After about an hour of waiting and seeing nothing, paired with the fact that we’d both heard a small crash and thumping only a few minutes after he disappeared, we slowly snuck forward, ready to take a follow up shot, if necessary. We had already checked the arrow and it had some blood on it, and didn’t smell like gut material, but there was no blood trail at all. We were able to follow his tracks in the soft ground, and after only about 60 yards, we could see the stag laying there, dead. And what a stag he was! An honest once in a lifetime stag, especially at less than 20 yards. To top it all off, the backdrop was absolutely gorgeous for photos. I am so proud of this photo, and have my guide, Joe Edlington, to thank for it.

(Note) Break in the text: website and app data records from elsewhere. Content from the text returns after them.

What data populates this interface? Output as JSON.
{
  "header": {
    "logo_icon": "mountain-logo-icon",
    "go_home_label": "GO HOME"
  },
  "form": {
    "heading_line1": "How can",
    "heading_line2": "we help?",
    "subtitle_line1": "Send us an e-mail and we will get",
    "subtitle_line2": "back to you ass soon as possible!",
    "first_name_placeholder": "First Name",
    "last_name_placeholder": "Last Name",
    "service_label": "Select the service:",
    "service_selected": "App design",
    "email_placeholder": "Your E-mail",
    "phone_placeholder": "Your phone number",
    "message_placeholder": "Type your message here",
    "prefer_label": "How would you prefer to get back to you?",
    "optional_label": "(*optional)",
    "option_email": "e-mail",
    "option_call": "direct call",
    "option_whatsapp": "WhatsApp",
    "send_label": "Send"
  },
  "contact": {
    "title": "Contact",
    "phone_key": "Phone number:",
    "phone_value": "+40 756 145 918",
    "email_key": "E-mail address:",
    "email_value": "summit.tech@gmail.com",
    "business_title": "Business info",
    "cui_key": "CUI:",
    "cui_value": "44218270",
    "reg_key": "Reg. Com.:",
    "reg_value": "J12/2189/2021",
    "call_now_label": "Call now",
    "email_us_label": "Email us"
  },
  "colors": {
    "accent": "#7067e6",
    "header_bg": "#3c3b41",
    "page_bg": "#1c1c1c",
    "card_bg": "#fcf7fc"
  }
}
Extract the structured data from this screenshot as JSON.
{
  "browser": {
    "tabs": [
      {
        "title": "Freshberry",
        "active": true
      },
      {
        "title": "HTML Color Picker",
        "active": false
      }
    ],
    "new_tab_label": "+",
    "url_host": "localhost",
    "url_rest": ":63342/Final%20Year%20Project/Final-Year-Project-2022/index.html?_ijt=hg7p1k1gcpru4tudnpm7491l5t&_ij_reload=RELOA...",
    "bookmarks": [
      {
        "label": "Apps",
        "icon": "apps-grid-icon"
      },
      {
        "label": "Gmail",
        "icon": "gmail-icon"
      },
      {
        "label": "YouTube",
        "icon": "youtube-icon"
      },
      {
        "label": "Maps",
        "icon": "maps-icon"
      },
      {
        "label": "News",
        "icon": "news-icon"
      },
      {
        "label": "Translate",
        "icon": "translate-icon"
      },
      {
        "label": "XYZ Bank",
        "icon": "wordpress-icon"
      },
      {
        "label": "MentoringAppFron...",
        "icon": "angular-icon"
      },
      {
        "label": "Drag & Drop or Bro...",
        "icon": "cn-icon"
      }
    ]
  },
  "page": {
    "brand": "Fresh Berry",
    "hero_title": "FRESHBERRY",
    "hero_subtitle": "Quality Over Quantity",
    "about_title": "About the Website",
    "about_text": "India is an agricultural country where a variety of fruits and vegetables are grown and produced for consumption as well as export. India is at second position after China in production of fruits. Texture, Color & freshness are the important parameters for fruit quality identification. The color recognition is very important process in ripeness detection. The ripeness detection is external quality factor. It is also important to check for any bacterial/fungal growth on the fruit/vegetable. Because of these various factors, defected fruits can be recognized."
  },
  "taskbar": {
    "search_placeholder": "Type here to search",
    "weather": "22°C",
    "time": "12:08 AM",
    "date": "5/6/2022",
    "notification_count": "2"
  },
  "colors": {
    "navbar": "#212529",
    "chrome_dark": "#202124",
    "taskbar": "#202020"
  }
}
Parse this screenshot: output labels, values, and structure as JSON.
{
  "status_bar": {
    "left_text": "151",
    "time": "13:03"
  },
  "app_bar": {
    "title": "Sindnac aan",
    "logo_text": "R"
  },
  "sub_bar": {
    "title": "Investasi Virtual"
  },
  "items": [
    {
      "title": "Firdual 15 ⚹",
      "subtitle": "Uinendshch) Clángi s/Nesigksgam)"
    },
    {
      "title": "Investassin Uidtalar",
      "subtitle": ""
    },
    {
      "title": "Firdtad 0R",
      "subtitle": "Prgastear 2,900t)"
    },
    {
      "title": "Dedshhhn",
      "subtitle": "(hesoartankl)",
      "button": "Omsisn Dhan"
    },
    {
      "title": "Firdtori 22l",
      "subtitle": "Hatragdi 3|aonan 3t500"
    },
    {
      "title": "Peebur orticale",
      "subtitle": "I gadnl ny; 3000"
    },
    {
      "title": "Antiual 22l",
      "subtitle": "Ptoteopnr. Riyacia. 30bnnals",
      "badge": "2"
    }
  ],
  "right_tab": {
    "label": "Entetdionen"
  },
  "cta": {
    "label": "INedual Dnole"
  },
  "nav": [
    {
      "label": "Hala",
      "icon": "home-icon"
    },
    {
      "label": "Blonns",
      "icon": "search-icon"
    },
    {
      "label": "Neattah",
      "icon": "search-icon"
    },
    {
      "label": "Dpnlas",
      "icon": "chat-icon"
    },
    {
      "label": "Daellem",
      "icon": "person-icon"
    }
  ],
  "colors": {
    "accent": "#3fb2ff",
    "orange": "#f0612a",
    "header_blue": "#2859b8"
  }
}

When Brenda and Gerald starting building this hunting area around 2006, it was a working farm, and still is today. Because it’s a farm, it’s perimeter fenced, and cross fenced. These fences do a great job of keeping cattle where they should be, but deer pay no mind to it. I watched fallow and red deer, bucks and does, stags and hinds, cross through or jump over these fences with ease, oftentimes at nearly full speed. The quality of stags and bucks is thanks to starting out with the best genetics available at the time and then leaving it to grow naturally, as a self sustaining wild herd, with zero influence or assistance from humans, besides the crop fields grown for cattle grazing. The largest stag they’ve ever killed was taken this year at 504”, actually in the same crop field that mine was taken near. There’s also several wild stags that have come through the perimeter fence and have chosen to stay, and who can blame them? Wildside has hinds and feed galore, and some incredible views!
We headed back for lunch, then headed back out around 3:00. It was nearly a full moon, accounting for the slower morning, but the evening hunting was great. Every little basin had fallow in it, and within a couple of hours, we had actually found our target buck. He was a mature buck and half huge. If both sides were good, he would be one of the biggest fallow bucks on the property. Unfortunately, one side was just a giant spike. Unfortunately, I don’t have any good photos of him. We caught up to them just before dark and he worked a scrape in front of us at 50 yards, but it was a little too dark to shoot. 5 or 10 minutes earlier and the plan would have worked perfectly. Unfortunately, as the daylight ended, so did my hunt.
Gerald, the outfitter and owner, had also been hunting for a management fallow buck that night and was able to take one at 18 yards. With no blood trail, he elected to leave it until the morning. I had some time before I had to leave, so I joined him and Joe in the search. Not long after we found the last blood, we found the buck, dead in the ferns. Gerald had actually been within yards of him the night before but the darkness and ferns hid the spotted fallow perfectly. They’re a beautiful animal, and will definitely be my target species on my next trip here.
I’m sitting in the Auckland airport as I type this, so I suppose this is the end of the semi-live hunt. Thanks all for following along! I’ll probably update the thread with more photos as they’re sent to me by Joe. He’s a great photographer and got a lot of shots that I just wasn’t able to capture.
Jake, unfortunately, I didn’t have any time before I left, and if I had, I would have continued hunting haha. It was a short, spur of the moment trip, so I was actually only in-country for 6 days, and hunting for 4. It was a short scouting trip for next time, when I’ll definitely have to bring the family. If I don’t, I might as well stay in NZ, because I certainly won’t be welcome at home haha.